Courtney Crittenden is currently an Assistant Professor of Criminal Justice in the Social, Cultural, and Justice Studies Department at the University of Tennessee at Chattanooga. She received her B.S. from Tennessee Wesleyan University, her M.S. from the University of Tennessee at Chattanooga, and her Ph.D. in Criminology and Criminal Justice from the University of South Carolina in 2013. She has published and presented on the topics of programming and work assignments for male and female inmates across U.S. prisons, intimate partner violence, patriarchy in communities, and attitudes toward sexual harassment. Currently, her research has been focused on victimization on college campuses, attitudes toward consensual sexual relationships between faculty and students, how intersections of race and gender affect treatment within prisons, and how the field of criminology approaches intersecting social identities within the research.
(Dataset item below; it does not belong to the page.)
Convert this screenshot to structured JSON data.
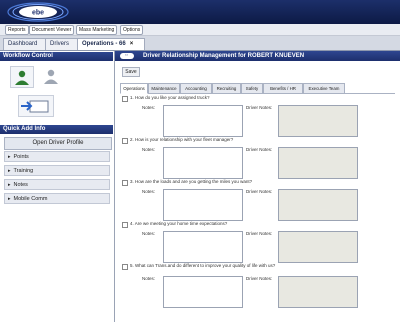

Crittenden, C.A., Policastro, C. & Eigenberg, H.M. (Forthcoming). Attitudes toward dating violence: How does sexual identity influence perceptions among college students? Journal of Aggression, Maltreatment, & Trauma.
Crittenden, C.A., Koons-Witt, B.A., & Kaminski, R. (Forthcoming). Being Assigned Work in Prison: Do Race and Gender Matter. Feminist Criminology.
Crittenden, C.A. & Koons-Witt, B.A. (2017). Gender and programming: A comparison of participation in U.S. Prisons. International Journal of Offender Therapy and Comparative Criminology, 61(6), 611-644.
Richards, T.N., Crittenden, C.A., Garland, T., & McGuffee, K. (2014). An exploration of policies governing faculty-to-student consensual sexual relationships on university campuses: Current strategies and future directions. Journal of College Student Development, 55(4), 337-352.